(Record excerpts Opens)

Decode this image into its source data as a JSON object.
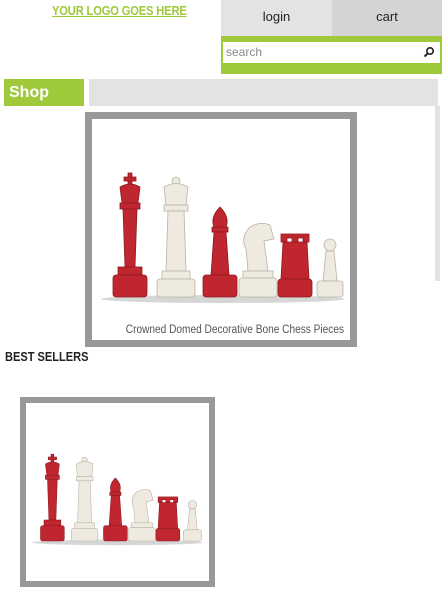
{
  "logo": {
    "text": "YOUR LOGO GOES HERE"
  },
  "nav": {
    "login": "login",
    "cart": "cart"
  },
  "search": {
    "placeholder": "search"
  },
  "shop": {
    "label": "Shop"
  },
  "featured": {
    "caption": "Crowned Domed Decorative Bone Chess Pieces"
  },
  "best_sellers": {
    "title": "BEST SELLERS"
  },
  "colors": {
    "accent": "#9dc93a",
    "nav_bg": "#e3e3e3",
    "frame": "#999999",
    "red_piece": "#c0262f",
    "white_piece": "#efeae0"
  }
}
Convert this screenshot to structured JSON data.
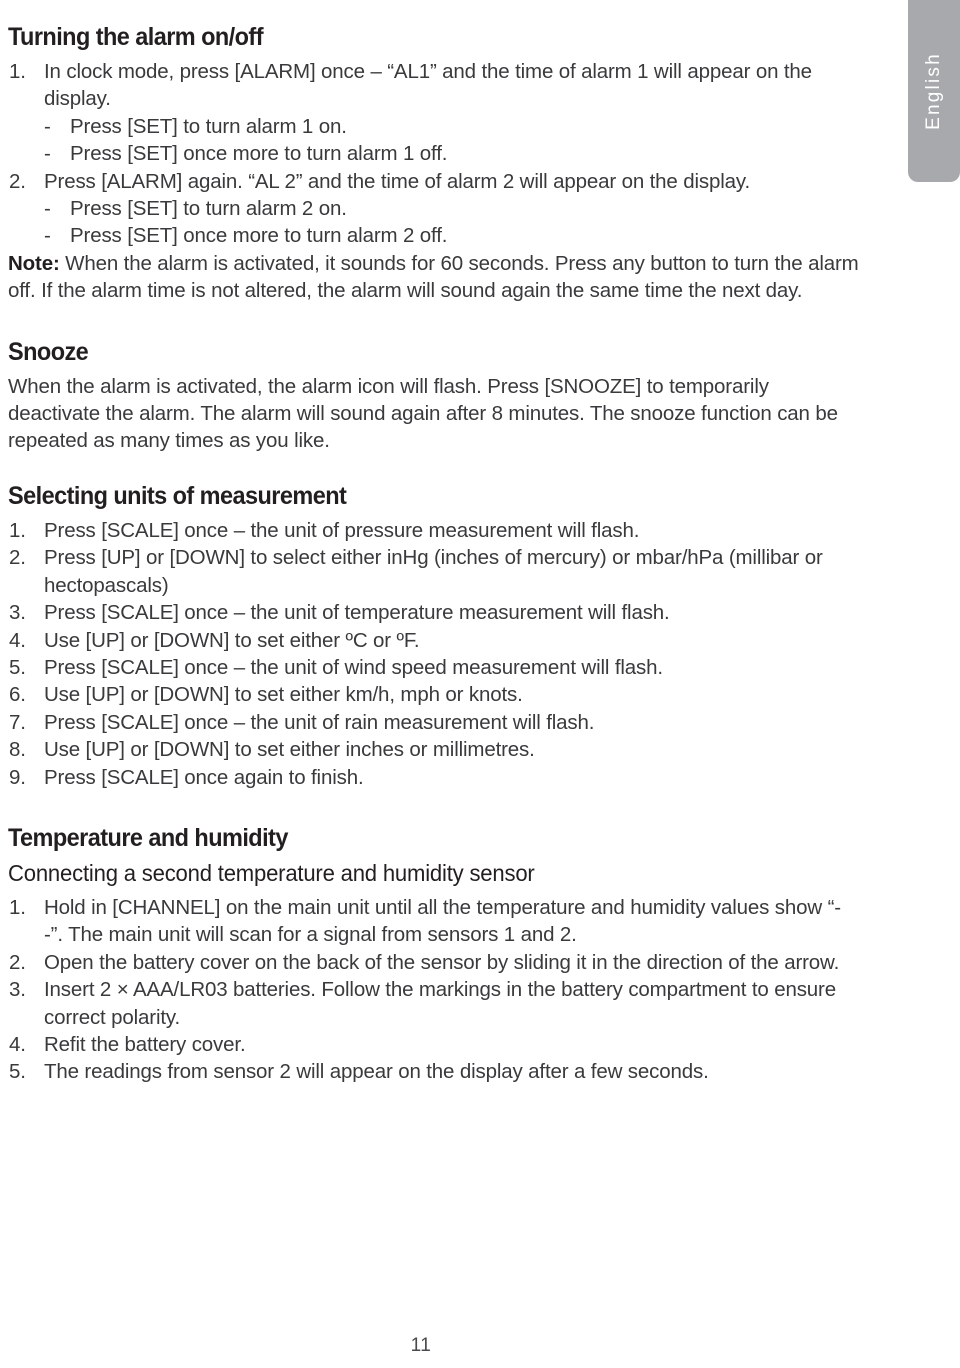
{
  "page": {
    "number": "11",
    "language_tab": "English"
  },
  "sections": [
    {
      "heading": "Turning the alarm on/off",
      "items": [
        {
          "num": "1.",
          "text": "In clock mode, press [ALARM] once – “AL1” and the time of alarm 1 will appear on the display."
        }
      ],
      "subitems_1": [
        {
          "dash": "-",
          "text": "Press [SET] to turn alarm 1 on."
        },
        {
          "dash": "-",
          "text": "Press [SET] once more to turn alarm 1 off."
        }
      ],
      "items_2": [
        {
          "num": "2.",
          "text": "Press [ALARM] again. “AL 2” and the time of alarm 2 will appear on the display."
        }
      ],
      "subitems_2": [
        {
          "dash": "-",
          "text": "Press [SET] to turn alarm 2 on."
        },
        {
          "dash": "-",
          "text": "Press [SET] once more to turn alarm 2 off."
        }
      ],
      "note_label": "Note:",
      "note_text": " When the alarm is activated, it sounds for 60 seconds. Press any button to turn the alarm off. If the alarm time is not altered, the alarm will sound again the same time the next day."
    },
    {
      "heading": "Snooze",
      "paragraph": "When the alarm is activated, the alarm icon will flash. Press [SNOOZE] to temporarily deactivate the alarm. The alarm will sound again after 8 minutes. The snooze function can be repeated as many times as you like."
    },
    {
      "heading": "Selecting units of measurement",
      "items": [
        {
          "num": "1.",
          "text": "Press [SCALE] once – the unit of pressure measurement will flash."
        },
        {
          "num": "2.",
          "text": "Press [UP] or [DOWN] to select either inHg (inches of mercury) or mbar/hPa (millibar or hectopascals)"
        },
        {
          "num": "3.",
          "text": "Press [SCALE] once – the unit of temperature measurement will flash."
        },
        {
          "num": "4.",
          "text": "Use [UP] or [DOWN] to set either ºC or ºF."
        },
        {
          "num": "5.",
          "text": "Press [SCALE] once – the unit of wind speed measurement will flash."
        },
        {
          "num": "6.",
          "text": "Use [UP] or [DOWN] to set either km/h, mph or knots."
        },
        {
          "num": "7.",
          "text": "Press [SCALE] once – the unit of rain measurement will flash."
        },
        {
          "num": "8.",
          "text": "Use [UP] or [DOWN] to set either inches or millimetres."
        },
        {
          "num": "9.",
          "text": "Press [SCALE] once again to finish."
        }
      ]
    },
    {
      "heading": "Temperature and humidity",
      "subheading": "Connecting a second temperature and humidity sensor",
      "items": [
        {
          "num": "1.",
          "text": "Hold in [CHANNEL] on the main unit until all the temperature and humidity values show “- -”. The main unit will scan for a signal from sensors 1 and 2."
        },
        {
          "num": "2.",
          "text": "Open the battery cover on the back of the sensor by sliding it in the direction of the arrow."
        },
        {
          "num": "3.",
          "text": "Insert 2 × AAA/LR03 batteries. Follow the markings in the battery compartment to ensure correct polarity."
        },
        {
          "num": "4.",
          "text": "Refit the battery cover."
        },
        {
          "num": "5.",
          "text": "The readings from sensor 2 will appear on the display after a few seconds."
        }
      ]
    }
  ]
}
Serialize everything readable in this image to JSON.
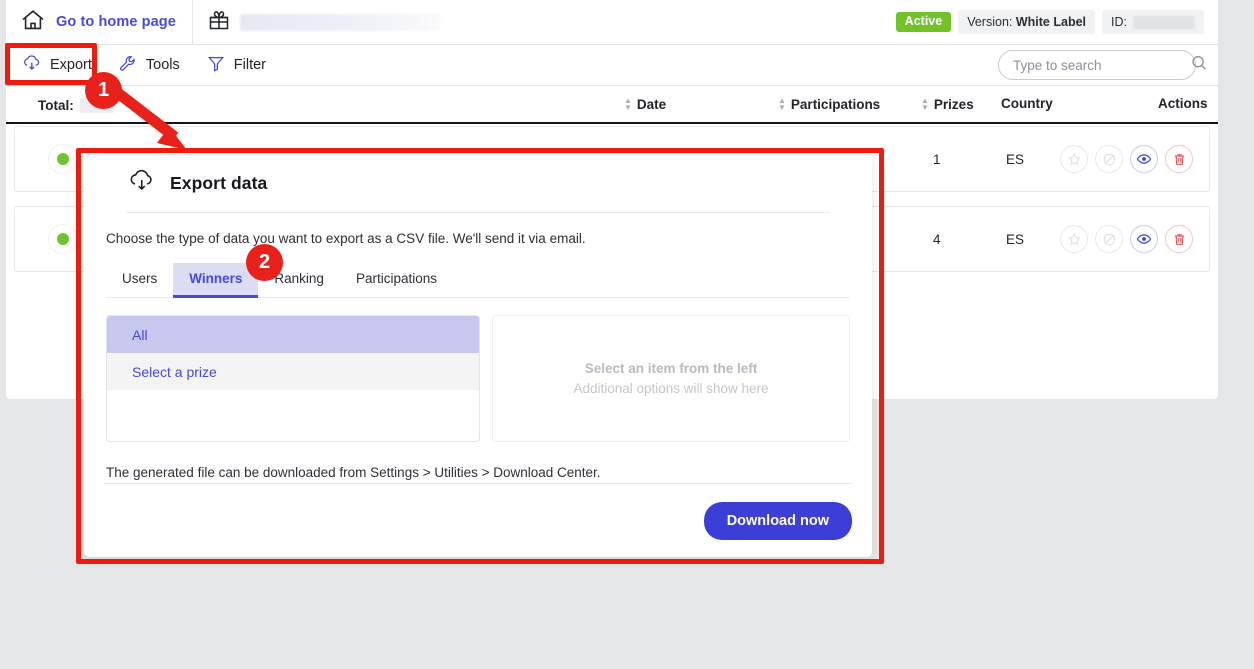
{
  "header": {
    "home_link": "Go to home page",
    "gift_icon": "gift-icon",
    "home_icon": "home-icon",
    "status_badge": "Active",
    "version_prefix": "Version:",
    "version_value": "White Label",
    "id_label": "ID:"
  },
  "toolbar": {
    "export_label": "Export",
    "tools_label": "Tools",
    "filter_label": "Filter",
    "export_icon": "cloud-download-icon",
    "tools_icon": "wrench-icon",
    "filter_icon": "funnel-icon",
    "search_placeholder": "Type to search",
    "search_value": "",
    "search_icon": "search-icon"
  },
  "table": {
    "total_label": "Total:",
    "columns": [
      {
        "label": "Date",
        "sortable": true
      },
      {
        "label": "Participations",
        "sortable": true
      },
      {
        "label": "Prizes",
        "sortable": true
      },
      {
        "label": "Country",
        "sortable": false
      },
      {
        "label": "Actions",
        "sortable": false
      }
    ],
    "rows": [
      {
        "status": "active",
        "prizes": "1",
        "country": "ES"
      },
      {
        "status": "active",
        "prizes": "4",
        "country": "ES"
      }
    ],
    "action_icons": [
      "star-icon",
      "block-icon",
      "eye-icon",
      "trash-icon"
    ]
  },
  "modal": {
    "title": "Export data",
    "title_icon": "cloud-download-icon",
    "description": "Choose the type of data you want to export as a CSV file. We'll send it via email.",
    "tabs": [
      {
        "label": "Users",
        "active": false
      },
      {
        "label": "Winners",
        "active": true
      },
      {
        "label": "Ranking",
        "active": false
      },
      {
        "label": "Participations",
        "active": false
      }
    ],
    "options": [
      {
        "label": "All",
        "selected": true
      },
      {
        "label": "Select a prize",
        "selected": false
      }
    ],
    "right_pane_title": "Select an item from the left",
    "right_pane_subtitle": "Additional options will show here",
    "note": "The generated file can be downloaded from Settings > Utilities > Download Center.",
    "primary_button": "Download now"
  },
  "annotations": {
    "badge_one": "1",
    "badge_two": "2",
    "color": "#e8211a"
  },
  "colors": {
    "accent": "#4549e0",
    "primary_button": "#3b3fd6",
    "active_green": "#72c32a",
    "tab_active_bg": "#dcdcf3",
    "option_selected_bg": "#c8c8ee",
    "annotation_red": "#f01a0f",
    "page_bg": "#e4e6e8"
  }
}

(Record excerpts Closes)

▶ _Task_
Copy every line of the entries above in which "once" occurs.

▶ _Exercise result_
          "text": "In clock mode, press [ALARM] once – “AL1” and the time of alarm 1 will appear on the display."
          "text": "Press [SET] once more to turn alarm 1 off."
          "text": "Press [SET] once more to turn alarm 2 off."
          "text": "Press [SCALE] once – the unit of pressure measurement will flash."
          "text": "Press [SCALE] once – the unit of temperature measurement will flash."
          "text": "Press [SCALE] once – the unit of wind speed measurement will flash."
          "text": "Press [SCALE] once – the unit of rain measurement will flash."
          "text": "Press [SCALE] once again to finish."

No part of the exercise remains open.